I. William Stone — or Bill, as friends called him — was a man who always wanted to see everything and anything with his own eyes. In fact, anything that came up at Community Board 8 meetings during his decades there almost always required him to go out and see things for himself before he could make any decision.
“He was a very hands-on person, and took a personal interest on everything that happened in the community board,” his wife Dorothy told CB8’s traffic and transportation committee late last month. “He was constantly on the lookout for things that were needed in the community. If something was to be voted on as a community board, he made sure to personally inspect the site so he could know what he was voting for or against.”
There’s a good chance if Bill had still been sitting on the committee, listening to his wife’s words, he’d already be planning a trip to the corner of Hudson Manor Terrace and West 237th Street. That’s because Dorothy hopes the city will consider ceremoniously renaming that intersection after her husband, who was 91 when he died in January 2020.
Dorothy, his wife of 64 years, formally requested the renaming during the committee’s January meeting, which marked the second anniversary of his passing. That satisfies a rule CB8 uses when recommending such ceremonial renamings, requiring the person being honored to have been dead at least two years.
Still, it’s not like much of anyone was set to oppose the renaming. A number of committee members — who worked with him right up until his 2020 passing — had nothing but praise for the man who fought tirelessly for a number of causes in his life, especially those with disabilities after his son, Howie, was diagnosed with multiple handicaps, and he discovered there were few accommodations for him in society. He made it his goal to remove every barrier — physical or otherwise — long before many locations properly accommodated those who might have trouble accessing them.
Bill and Dorothy would become extremely active not just at CB8, but on a number of boards. In fact, the couple had a motto, according to Bill’s 2020 obituary: “The difficult we accomplish today, and the impossible tomorrow.”

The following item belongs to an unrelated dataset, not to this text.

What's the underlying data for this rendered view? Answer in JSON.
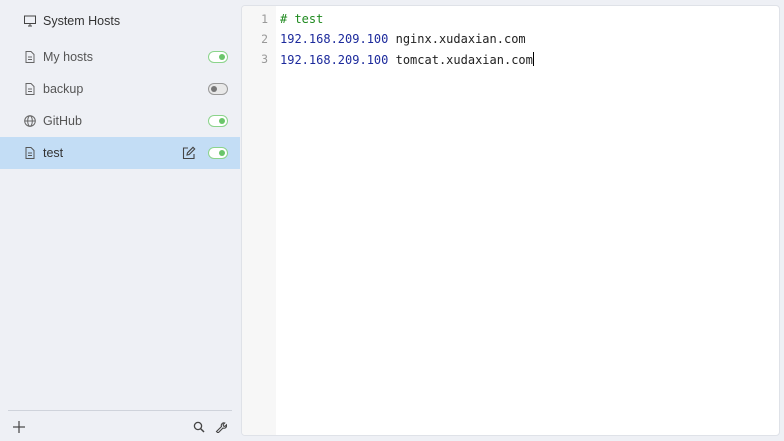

“He was really engaged throughout his entire life,” Councilman Eric Dinowitz told the committee. “He really stayed engaged in the local community, looking at different ways that he can help people, and especially of course — close to my heart — serving people with disabilities, and really pushing to make changes.”
Dinowitz, a special education teacher before being elected to the city council last year, pushed for CB8 to approve the corner renaming. However, in reality, it’s really only his vote that counts. Any renaming must be introduced and approved by the city council. Having the backing of the local councilman almost assures the Stone renaming will go through, no matter what CB8 decides.
But that was a clear yes as well, in a show of support led by current CB8 chair Laura Spalter.
“We all know Bill worked tirelessly with the board, and he was a powerhouse of knowledge and institutional memory,” Spalter said. “Yet, he was always humble in his demeanor. He always had a broad smile. It was just such a joy to work with him.”
Even when Howie died in 2010, Bill continued to fight for accessibility — whether it was building a ramp for his own Riverdale Jewish Center, or convincing nearby synagogues — like the Hebrew Institute of Riverdale — where he worked closely with Rabbi Avi Weiss to install interior ramps for both the male and female sides of the sanctuary.
“He would always get right to the point in discussions, and I always admired that about Bill,” Spalter said. “He knew his stuff. He knew what he wanted to say.”
If the council does approve the renaming as expected, it likely won’t happen until later this year. And with that, his widow hopes Bill’s fight for a better world will continue on.
“In the many tributes that poured in following his passing, Bill was described as someone who left this world a better place than he found it,” Dorothy Stone said. “He was a fierce and giant advocate for all individuals with developmental disabilities. He was strong, capable and dignified, as well as caring, kind and loving.
“He was someone who left an amazing legacy. Someone with a mile-wide smile, and someone who will live forever through his many accomplishments.”